NOx production in a rotating gliding arc plasma: potential avenue for sustainable nitrogen fixation†

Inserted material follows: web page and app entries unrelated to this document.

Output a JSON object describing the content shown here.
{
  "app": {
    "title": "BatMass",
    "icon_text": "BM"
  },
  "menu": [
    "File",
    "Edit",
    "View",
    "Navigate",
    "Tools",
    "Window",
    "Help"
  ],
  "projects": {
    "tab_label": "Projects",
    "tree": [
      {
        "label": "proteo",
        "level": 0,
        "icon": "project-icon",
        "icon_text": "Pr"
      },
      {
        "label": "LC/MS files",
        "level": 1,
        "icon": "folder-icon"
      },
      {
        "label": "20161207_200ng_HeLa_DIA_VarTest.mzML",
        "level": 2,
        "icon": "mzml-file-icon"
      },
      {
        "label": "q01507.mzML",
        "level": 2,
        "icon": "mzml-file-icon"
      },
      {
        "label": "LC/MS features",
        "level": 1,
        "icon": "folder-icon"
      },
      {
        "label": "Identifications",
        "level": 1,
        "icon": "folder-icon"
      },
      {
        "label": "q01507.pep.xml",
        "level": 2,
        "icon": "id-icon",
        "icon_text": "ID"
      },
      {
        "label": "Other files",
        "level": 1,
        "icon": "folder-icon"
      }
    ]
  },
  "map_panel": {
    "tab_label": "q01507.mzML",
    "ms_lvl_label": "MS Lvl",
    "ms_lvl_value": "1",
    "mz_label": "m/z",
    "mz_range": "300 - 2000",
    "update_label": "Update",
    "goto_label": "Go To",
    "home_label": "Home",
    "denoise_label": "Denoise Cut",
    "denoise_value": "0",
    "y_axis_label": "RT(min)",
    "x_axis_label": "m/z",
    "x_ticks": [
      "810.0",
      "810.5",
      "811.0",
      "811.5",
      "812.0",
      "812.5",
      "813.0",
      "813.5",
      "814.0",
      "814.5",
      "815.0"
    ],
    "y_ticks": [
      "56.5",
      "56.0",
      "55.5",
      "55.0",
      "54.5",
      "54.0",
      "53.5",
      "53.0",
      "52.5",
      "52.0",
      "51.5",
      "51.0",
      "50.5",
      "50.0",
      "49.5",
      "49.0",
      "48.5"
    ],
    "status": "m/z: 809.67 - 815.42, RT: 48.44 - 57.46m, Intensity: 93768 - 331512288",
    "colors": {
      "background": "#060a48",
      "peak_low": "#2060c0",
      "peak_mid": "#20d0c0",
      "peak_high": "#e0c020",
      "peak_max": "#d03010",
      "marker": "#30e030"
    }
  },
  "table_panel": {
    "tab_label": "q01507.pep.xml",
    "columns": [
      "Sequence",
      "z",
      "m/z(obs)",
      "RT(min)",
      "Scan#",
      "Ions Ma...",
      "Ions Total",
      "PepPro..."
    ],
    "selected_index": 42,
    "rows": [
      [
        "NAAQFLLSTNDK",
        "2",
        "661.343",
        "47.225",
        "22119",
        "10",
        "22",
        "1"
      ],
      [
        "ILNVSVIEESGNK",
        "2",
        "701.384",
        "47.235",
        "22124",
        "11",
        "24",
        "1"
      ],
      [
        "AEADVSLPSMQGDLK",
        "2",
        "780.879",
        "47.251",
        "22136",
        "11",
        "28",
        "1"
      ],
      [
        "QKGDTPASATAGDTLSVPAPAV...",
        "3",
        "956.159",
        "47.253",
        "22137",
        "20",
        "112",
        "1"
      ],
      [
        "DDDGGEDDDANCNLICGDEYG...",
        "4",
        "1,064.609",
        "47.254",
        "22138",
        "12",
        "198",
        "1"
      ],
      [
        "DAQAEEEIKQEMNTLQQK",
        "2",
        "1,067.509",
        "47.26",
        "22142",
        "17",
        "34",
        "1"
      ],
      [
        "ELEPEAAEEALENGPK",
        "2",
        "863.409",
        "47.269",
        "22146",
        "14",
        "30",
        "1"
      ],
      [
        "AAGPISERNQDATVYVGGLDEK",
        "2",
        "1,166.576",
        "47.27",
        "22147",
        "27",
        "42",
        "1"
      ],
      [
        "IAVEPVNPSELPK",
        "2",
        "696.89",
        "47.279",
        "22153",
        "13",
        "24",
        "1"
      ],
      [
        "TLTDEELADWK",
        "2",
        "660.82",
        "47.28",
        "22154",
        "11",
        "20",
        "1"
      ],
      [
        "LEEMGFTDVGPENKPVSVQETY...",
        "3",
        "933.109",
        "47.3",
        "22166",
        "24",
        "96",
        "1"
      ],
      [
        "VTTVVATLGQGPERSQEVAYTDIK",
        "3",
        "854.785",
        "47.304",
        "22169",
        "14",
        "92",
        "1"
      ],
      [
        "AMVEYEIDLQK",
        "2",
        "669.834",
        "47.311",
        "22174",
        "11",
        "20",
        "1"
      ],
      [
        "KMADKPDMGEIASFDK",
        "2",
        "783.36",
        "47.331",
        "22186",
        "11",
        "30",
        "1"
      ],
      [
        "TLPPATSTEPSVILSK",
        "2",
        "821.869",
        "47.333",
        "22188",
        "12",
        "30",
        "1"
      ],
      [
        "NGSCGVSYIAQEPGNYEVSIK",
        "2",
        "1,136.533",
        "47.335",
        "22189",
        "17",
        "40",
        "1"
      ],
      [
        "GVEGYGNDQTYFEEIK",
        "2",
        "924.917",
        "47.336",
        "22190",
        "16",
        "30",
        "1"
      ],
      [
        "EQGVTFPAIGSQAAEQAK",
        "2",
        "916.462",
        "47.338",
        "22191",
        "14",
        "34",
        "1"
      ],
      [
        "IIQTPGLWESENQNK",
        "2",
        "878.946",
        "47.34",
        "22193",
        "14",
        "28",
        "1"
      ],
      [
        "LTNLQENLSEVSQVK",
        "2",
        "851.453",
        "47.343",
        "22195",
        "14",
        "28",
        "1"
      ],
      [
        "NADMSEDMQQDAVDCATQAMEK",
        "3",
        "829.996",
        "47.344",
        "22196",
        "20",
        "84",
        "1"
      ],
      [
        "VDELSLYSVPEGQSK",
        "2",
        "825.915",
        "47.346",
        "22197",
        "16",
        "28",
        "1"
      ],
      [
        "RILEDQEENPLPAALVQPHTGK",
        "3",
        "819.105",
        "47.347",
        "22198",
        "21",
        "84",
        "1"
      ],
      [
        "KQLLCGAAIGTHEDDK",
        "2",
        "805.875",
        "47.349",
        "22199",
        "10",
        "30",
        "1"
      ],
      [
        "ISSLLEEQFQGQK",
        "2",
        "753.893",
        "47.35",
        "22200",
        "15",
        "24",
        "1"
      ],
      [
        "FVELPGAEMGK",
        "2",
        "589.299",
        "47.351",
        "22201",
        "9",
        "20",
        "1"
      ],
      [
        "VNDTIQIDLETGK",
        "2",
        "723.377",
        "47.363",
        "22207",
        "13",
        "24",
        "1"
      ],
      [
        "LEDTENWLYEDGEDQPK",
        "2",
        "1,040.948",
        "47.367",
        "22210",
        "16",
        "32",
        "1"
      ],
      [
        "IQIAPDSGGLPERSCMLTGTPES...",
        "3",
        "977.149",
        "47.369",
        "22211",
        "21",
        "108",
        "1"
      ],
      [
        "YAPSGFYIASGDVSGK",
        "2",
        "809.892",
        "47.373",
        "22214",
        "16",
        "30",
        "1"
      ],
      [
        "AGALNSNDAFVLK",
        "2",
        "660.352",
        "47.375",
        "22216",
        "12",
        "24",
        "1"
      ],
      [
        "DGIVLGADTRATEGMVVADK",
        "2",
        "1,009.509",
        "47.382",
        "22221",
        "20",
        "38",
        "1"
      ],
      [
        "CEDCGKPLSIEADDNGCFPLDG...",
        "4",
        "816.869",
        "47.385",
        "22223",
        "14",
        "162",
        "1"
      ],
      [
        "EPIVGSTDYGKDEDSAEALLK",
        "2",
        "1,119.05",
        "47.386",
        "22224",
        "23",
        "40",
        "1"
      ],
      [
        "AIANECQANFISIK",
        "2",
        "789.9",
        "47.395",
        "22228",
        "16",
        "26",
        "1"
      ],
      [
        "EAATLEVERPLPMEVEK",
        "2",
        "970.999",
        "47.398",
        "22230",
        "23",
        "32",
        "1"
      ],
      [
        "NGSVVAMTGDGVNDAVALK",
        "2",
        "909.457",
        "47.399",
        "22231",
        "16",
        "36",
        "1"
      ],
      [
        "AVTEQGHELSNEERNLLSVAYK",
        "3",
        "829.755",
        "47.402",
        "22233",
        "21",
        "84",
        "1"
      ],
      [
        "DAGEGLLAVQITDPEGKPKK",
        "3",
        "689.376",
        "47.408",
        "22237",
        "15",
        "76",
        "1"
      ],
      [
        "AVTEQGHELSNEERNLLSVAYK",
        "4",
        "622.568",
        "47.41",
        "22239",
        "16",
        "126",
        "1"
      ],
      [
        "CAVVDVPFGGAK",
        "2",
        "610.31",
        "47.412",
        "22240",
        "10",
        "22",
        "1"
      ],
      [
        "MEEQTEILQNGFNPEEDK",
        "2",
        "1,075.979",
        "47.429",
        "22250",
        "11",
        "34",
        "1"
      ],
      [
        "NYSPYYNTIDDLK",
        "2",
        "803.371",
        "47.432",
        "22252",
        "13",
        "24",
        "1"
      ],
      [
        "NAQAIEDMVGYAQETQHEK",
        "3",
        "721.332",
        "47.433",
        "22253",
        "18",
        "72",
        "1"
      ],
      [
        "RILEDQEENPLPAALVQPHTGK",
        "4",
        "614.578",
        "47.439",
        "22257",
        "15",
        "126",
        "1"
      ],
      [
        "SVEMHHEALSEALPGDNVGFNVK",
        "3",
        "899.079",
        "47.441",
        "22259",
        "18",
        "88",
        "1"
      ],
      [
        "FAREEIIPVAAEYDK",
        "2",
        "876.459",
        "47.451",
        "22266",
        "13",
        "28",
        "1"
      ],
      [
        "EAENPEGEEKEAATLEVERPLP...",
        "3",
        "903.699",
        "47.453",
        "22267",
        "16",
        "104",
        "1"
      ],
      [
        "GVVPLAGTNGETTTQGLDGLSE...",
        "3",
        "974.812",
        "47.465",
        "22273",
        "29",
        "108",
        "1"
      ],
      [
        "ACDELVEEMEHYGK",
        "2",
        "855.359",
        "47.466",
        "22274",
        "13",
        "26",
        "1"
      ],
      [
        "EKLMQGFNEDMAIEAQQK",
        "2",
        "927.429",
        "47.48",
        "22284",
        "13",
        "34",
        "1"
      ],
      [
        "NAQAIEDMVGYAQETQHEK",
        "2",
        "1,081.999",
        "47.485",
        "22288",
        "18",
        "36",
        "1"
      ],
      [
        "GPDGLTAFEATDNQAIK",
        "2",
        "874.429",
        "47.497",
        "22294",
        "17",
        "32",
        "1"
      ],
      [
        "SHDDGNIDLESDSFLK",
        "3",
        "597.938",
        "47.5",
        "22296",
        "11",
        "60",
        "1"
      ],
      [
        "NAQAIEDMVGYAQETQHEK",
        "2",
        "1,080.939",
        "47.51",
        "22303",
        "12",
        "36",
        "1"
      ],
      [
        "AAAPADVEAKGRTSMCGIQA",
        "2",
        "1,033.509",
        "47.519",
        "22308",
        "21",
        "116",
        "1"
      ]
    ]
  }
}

The fast growing world population demands food to survive, and nitrogen-based fertilizers are essential to ensure sufficient food production. Today, fertilizers are mainly produced from non-sustainable fossil fuels via the Haber–Bosch process, leading to serious environmental problems. We propose here a novel rotating gliding arc plasma, operating in air, for direct NOx production, which can yield high nitrogen content organic fertilizers without pollution associated with ammonia emission. We explored the efficiency of NOx production in a wide range of feed gas ratios, and for two arc modes: rotating and steady. When the arc is in steady mode, record-value NOx concentrations up to 5.5% are achieved which are 1.7 times higher than the maximum concentration obtained by the rotating arc mode, and with an energy consumption of 2.5 MJ mol−1 (or ca. 50 kW h kN−1); i.e. the lowest value so far achieved by atmospheric pressure plasma reactors. Computer modelling, using a combination of five different complementary approaches, provides a comprehensive picture of NOx formation in both arc modes; in particular, the higher NOx production in the steady arc mode is due to the combined thermal and vibrationally-promoted Zeldovich mechanisms.